# PROBLEM REQUIREMENTS
Search the material for the string "this" and copy each line where it occurs.

# EXERCISE DATA
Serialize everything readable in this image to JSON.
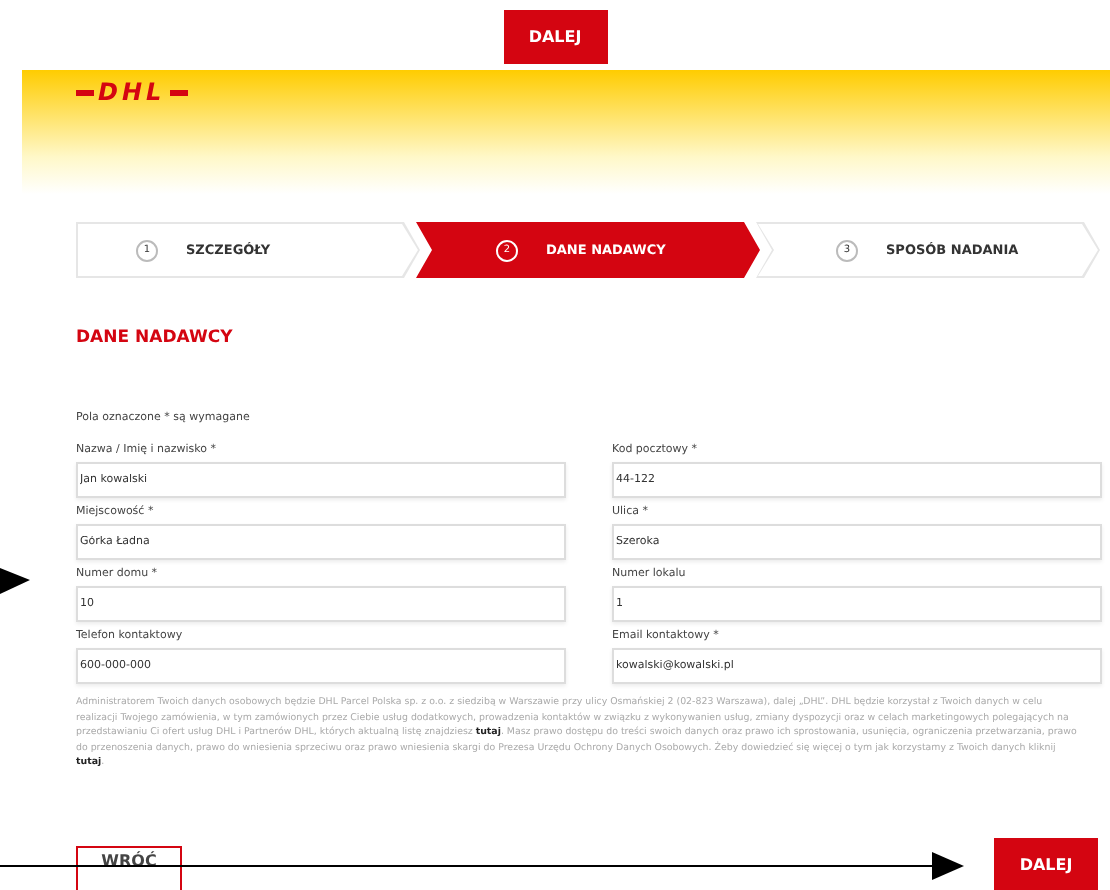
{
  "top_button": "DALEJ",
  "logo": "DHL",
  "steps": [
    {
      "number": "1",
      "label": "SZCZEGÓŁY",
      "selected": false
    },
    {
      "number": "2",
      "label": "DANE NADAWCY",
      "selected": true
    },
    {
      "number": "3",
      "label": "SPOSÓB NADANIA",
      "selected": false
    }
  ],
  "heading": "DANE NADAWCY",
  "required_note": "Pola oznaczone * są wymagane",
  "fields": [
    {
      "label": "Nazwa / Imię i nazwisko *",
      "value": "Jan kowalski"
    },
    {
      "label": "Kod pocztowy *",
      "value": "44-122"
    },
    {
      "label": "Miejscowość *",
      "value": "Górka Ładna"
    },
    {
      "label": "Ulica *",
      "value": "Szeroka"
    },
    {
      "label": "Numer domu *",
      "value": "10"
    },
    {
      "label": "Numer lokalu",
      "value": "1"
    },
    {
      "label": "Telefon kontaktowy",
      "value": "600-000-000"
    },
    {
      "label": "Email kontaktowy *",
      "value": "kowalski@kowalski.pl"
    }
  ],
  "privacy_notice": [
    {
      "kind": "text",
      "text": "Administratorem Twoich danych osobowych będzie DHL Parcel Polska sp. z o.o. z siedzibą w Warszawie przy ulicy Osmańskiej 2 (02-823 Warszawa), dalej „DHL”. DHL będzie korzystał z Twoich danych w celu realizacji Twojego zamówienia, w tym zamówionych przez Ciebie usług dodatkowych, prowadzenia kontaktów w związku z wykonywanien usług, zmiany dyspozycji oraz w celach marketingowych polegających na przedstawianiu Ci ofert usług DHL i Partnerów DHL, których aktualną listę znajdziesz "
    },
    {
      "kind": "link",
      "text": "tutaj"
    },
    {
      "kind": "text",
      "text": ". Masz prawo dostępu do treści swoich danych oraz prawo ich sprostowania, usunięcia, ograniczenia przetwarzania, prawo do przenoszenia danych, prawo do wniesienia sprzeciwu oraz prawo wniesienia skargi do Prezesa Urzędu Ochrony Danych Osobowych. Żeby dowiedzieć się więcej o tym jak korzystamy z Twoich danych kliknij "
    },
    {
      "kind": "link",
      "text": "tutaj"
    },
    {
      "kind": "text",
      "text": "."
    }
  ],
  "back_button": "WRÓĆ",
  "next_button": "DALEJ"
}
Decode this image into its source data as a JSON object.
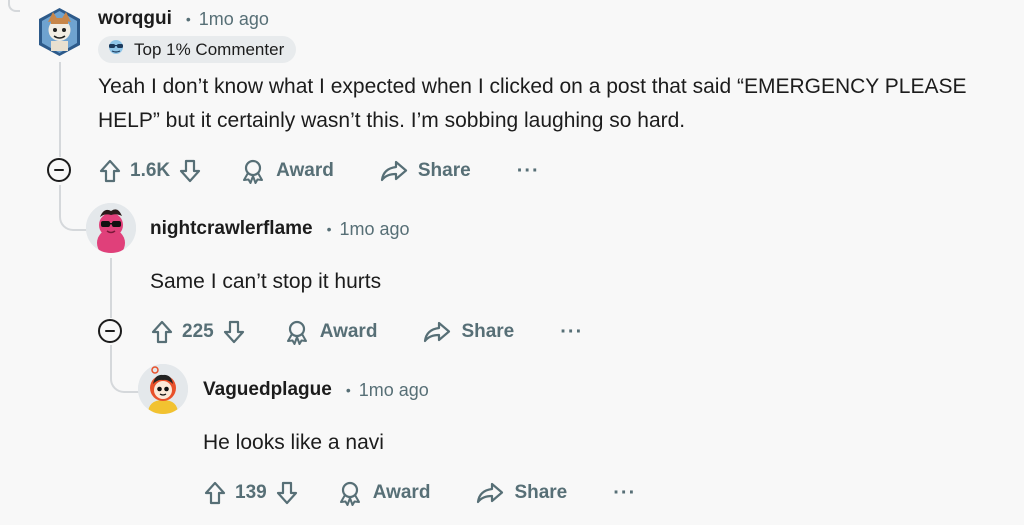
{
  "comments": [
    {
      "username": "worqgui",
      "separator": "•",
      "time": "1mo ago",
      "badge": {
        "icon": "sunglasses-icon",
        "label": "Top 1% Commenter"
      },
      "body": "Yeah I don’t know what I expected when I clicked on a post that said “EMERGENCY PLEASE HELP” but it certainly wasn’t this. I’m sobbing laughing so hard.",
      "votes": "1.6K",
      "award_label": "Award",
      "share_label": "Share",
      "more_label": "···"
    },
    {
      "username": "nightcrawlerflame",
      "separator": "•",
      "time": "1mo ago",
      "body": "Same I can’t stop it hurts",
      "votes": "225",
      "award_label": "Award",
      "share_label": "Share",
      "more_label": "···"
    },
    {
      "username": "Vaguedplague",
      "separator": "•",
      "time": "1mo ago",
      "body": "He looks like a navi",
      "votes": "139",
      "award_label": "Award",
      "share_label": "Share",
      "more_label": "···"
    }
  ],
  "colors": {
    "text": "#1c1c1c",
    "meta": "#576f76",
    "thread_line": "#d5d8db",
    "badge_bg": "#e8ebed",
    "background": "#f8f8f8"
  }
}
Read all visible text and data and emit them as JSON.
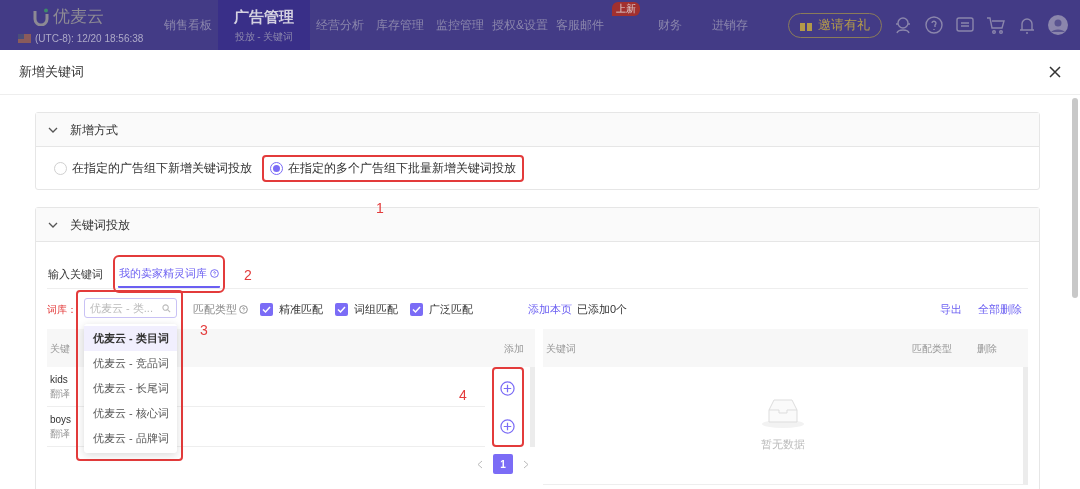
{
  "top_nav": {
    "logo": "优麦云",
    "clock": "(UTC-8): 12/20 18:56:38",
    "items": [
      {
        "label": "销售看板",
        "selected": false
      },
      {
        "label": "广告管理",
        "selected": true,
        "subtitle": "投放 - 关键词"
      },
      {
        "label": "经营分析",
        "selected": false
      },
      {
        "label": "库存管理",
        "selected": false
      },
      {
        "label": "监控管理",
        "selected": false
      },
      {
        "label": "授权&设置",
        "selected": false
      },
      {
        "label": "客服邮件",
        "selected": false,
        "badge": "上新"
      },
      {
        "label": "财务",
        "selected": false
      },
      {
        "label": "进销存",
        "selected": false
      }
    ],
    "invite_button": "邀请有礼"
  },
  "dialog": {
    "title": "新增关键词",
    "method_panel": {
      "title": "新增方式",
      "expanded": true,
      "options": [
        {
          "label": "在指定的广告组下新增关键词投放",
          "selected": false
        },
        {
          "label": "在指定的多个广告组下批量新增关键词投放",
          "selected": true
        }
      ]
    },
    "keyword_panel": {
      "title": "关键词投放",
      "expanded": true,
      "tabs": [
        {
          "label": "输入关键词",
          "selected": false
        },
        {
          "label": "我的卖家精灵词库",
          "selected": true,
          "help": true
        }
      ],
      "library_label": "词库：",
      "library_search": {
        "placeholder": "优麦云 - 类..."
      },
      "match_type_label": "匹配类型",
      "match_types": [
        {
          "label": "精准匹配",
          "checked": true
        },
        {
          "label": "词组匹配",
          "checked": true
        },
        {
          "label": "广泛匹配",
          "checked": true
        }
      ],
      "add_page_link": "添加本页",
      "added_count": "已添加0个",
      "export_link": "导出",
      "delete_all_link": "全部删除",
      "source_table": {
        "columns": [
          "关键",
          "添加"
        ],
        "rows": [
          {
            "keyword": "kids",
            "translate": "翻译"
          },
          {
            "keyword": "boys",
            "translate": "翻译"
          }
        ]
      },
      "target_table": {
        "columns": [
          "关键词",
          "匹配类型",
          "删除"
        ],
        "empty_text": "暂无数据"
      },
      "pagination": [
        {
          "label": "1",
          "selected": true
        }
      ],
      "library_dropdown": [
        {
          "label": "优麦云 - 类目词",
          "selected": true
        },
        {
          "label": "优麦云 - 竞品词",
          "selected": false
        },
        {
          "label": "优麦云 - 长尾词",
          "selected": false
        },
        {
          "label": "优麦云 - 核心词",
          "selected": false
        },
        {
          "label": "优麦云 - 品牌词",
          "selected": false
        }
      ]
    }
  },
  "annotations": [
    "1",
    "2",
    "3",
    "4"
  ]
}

# EXERCISE RESPONSE
Serialize everything readable in this image to JSON.
Decode this image into its source data as a JSON object.
      "body": "Yeah I don’t know what I expected when I clicked on a post that said “EMERGENCY PLEASE HELP” but it certainly wasn’t this. I’m sobbing laughing so hard.",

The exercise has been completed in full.